┌────────
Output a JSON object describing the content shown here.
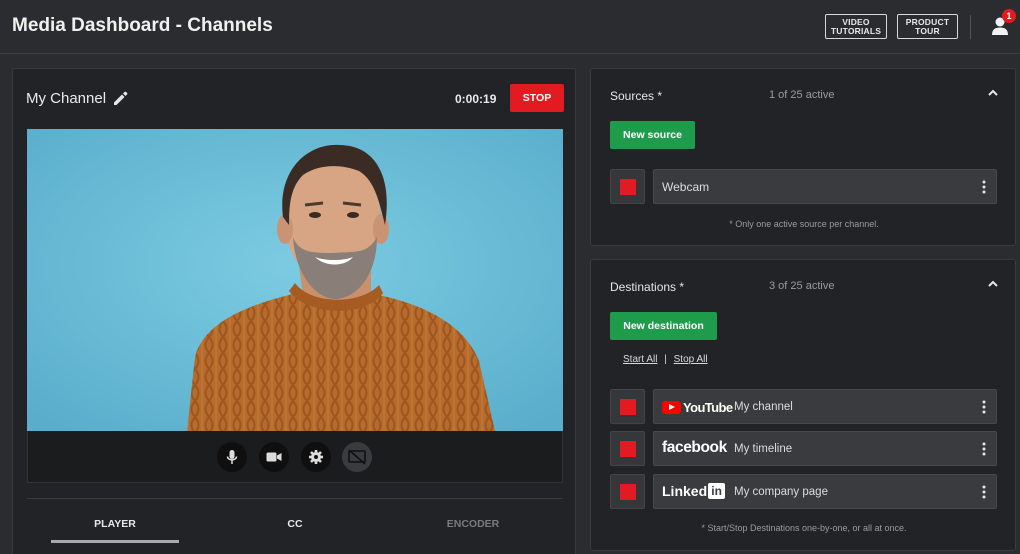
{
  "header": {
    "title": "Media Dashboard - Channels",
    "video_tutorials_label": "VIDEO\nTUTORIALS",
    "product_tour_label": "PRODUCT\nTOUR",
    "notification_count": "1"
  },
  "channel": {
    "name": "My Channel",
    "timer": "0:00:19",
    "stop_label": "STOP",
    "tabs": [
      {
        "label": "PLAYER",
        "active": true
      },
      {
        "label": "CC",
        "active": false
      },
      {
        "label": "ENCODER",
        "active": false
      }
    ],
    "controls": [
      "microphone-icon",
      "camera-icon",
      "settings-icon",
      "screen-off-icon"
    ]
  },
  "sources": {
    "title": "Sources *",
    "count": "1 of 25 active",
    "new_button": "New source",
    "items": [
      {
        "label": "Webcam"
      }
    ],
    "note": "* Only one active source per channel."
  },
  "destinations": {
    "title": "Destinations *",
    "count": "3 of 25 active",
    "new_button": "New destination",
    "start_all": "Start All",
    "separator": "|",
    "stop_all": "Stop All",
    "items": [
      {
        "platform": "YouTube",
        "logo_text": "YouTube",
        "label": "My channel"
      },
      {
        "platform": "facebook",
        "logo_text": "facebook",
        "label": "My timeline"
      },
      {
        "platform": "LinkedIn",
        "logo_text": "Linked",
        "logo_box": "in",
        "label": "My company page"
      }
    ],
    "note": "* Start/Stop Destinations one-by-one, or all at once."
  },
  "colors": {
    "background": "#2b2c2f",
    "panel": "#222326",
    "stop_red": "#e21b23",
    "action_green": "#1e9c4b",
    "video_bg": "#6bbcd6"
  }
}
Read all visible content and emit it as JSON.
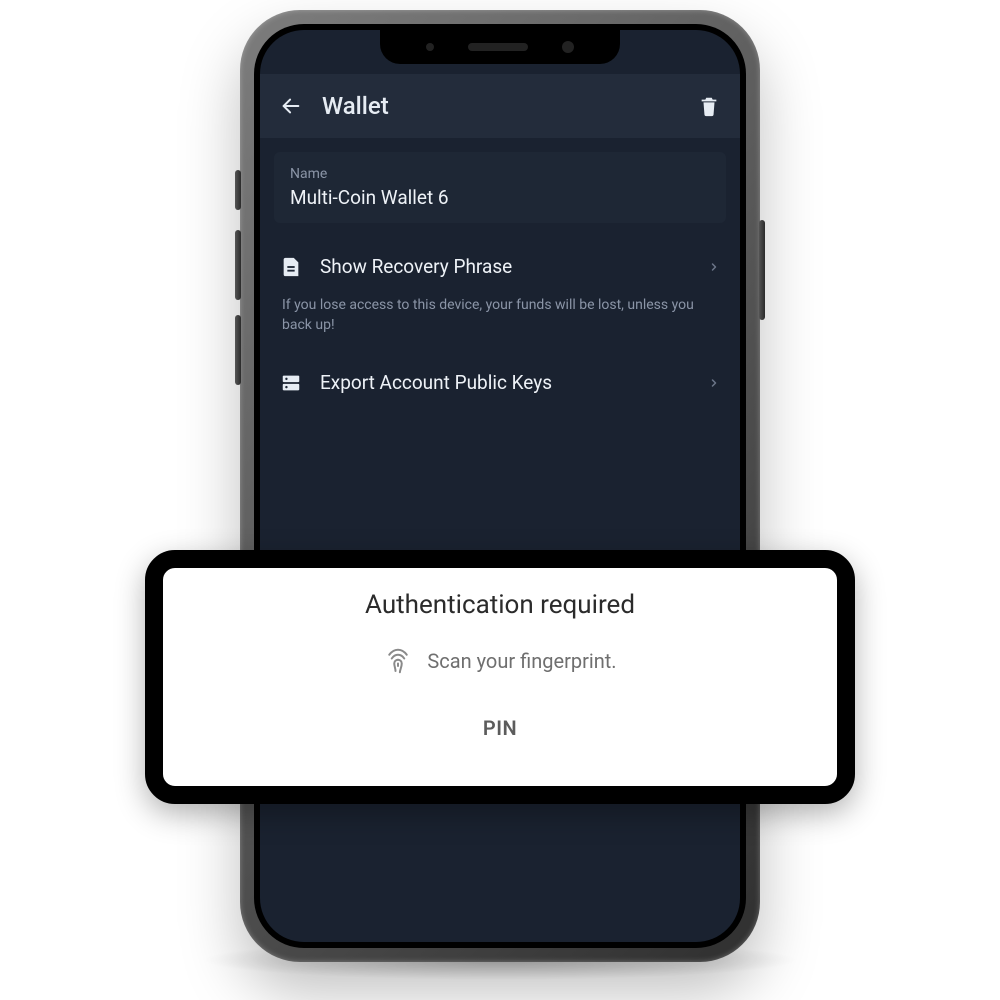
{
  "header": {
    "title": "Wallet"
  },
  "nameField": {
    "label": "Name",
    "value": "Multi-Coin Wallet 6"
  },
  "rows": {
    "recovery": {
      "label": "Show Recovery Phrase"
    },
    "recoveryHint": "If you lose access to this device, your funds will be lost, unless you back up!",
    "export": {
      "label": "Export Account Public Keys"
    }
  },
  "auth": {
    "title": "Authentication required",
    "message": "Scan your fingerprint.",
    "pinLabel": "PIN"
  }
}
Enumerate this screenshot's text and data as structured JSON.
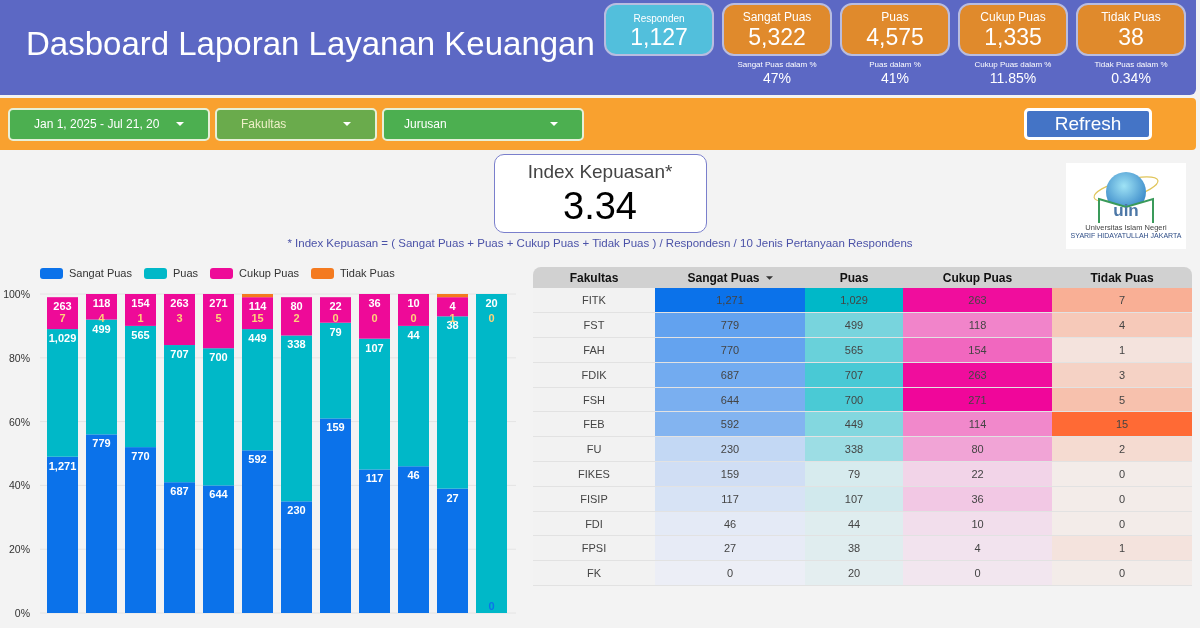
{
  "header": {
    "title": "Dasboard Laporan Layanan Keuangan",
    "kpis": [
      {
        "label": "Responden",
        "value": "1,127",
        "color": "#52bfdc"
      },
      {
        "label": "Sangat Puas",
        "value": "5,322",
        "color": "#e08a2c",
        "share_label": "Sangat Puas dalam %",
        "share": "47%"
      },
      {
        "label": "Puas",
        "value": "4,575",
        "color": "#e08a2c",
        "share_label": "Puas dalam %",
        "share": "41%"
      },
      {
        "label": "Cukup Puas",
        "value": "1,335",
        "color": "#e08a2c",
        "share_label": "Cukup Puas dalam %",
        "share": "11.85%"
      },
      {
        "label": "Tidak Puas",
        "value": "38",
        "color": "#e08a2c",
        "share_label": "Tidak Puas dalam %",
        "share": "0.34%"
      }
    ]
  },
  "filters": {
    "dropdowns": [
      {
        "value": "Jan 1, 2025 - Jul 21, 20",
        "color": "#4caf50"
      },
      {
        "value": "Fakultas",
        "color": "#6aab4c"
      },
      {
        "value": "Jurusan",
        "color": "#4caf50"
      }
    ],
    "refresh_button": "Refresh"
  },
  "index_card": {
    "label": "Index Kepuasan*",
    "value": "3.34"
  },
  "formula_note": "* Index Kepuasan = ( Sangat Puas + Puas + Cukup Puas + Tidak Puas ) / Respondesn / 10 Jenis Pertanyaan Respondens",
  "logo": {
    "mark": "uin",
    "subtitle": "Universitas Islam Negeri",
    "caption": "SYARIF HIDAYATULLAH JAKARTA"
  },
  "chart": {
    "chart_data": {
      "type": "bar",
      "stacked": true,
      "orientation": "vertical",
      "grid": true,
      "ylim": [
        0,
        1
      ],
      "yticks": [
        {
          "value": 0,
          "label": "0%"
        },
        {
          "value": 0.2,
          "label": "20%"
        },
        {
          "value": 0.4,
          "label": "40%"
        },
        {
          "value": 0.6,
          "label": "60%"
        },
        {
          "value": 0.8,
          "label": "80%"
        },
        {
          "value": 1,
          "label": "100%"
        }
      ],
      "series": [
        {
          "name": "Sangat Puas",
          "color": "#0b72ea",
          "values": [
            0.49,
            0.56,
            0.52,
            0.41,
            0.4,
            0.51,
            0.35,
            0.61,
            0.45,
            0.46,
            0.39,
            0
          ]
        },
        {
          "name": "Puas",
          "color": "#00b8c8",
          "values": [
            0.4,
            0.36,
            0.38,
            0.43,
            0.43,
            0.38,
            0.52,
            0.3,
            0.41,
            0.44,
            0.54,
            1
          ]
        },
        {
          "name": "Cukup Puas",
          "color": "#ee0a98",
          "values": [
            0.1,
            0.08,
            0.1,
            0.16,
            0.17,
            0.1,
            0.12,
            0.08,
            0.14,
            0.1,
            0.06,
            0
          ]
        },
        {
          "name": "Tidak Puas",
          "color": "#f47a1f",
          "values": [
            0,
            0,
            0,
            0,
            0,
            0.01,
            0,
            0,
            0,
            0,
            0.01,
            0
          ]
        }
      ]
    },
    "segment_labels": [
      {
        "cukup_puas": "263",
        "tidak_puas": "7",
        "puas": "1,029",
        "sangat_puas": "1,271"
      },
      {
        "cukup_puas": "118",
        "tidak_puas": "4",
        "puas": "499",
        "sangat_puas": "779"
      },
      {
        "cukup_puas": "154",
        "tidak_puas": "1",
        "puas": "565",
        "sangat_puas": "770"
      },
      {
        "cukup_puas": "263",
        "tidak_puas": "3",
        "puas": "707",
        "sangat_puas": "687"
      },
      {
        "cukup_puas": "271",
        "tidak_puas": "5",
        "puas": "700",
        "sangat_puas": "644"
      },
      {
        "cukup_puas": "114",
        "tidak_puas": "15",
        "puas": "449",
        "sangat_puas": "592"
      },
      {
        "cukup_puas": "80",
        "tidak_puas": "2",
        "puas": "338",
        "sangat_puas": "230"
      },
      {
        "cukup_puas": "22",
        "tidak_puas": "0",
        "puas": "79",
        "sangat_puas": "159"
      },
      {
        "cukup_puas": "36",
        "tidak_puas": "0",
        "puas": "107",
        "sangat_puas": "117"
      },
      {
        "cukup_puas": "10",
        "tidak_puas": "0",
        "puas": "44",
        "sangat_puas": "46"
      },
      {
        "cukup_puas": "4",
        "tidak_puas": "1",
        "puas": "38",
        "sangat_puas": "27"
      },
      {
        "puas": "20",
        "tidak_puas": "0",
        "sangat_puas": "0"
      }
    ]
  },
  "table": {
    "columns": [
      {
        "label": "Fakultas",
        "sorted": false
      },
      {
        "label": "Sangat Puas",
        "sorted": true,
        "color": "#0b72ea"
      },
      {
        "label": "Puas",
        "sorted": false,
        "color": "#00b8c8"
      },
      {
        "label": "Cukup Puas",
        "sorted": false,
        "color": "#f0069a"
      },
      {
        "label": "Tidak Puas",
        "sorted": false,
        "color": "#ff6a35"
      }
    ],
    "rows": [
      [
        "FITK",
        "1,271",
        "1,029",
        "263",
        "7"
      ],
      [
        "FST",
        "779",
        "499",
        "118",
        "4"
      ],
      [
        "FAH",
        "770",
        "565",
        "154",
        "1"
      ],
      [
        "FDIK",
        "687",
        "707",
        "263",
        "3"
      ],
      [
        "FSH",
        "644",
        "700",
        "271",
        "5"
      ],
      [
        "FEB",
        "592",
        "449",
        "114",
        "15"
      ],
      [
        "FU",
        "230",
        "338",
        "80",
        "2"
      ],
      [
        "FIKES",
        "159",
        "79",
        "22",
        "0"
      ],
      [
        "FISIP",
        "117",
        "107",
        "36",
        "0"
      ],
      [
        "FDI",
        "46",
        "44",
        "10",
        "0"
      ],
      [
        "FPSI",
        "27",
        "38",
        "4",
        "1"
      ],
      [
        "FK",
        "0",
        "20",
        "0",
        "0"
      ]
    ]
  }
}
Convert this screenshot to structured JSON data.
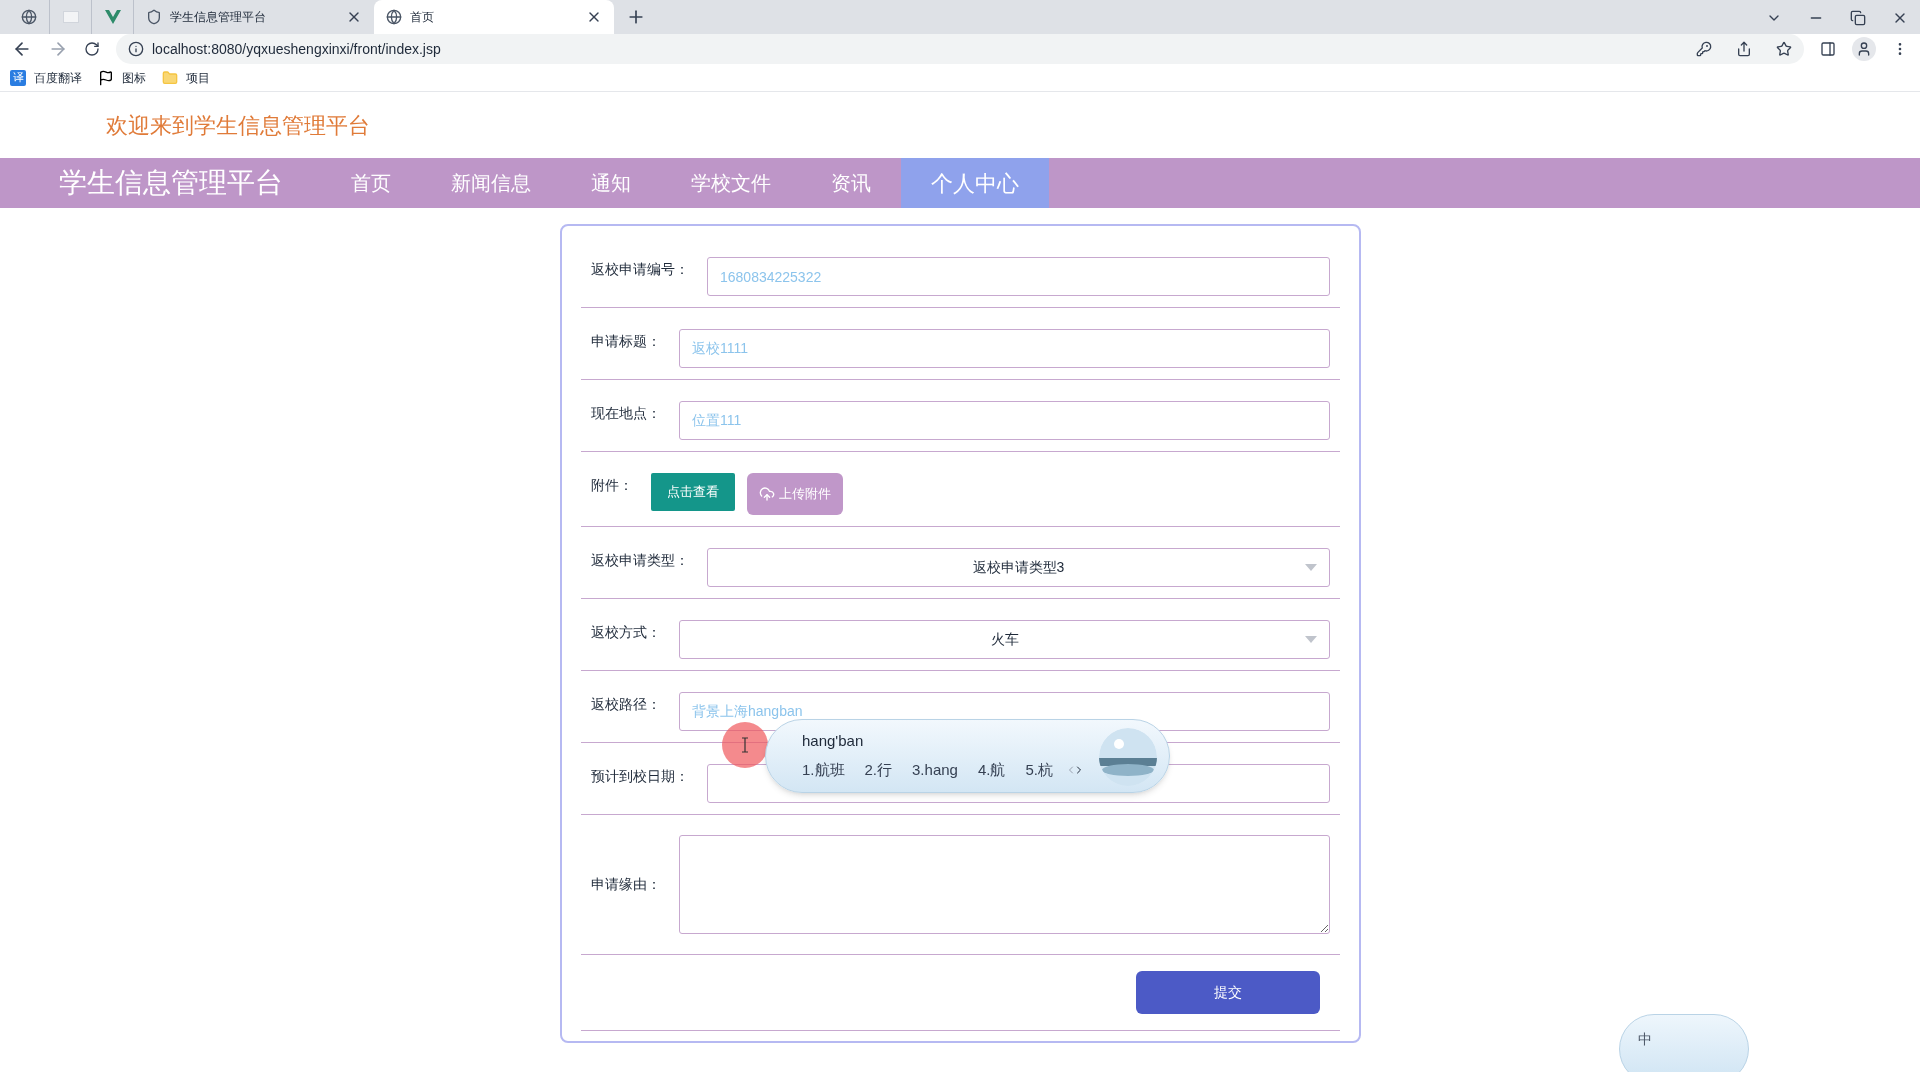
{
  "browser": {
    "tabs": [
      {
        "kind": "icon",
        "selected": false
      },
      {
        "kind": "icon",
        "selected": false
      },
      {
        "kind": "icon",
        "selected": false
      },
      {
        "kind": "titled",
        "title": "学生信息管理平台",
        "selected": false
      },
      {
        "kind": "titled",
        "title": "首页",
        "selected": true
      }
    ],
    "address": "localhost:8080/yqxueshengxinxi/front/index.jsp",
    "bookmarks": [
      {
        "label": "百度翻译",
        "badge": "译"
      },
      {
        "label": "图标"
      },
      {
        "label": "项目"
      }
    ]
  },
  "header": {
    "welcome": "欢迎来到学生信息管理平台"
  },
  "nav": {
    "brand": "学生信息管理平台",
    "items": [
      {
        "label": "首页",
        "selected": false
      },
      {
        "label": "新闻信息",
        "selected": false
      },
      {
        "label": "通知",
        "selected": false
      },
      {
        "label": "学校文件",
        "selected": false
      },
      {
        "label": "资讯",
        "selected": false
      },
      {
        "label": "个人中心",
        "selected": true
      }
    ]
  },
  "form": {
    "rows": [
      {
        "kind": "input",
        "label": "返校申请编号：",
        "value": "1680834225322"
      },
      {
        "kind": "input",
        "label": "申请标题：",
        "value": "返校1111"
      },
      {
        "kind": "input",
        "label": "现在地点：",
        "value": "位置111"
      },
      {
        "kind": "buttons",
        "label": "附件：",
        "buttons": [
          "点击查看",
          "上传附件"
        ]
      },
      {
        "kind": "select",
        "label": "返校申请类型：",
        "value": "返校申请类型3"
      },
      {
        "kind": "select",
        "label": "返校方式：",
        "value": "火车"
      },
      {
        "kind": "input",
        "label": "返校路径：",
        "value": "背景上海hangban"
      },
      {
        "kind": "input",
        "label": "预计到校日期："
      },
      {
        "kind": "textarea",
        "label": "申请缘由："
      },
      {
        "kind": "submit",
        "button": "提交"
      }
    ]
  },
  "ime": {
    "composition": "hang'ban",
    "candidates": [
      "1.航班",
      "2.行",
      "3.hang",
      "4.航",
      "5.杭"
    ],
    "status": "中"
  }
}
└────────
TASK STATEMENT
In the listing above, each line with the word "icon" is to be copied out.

REPLY
      "microphone-icon",
      "camera-icon",
      "settings-icon",
      "screen-off-icon"
        "kind": "icon",
        "kind": "icon",
        "kind": "icon",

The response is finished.